He went on to discuss why he wanted to take audiences out of their comfort zone, confront them with the reality of death, and how the cinematography of shallow depth-of-field and stunning tracking shots, were integral to that. I then asked Rohrig to describe the effect of such close-ups, as well as the rigors of tracking shots on his acting choices, and how he used the emotional deadness of expression that is one of the manifestations of PTSD, to express what the film as a whole does so beautifully: the desperate clinging to humanity when all is lost.

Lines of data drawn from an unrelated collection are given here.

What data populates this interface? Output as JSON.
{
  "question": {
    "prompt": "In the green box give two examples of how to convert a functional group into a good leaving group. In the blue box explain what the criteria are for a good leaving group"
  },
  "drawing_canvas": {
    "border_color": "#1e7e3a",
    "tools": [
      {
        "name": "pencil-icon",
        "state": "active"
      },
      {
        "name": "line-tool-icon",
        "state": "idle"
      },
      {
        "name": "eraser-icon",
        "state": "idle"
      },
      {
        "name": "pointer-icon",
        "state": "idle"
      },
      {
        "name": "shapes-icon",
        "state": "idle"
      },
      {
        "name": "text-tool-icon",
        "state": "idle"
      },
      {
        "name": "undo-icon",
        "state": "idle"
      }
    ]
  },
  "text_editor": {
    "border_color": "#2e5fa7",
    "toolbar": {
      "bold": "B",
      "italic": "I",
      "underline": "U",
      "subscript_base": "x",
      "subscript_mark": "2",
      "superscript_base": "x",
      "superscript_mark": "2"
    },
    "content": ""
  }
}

SON OF SAUL is set in Auschwitz near the end of World War II, and is one day in the life of Saul, who is part of the Sonderkommando, a group of prisoners kept separate from the others, and who are tasked with leading their fellow Jews into the gas chamber, and then reducing them to ashes in the crematoria at Auschwitz. After months of doing this, Saul suddenly becomes obsessed with providing a proper burial for one of the victims of the gas chamber. Stealing the body, finding a rabbi to perform the Kaddish, and then finding a way to bury the body rather than have it burn like the others, he created friction with his fellow Sonderkommando’s, risking the living for the dead as one puts it to him. To which Saul replies, we are dead already. Using intricate tracking shots, shallow-depth of field, and camera placement that puts us directly, intimately, uncomfortably into the action, we in the audience because participants as well as witnesses, providing an unparalleled insight into what it was like to be trapped in an unthinkable reality. Nemes directed from a script he co-wrote with Clara Royer. The film won several awards at this year’s Cannes Film Festival, including the FIPRESCI Prize, and is the official Hungarian selection for the foreign language Academy Award.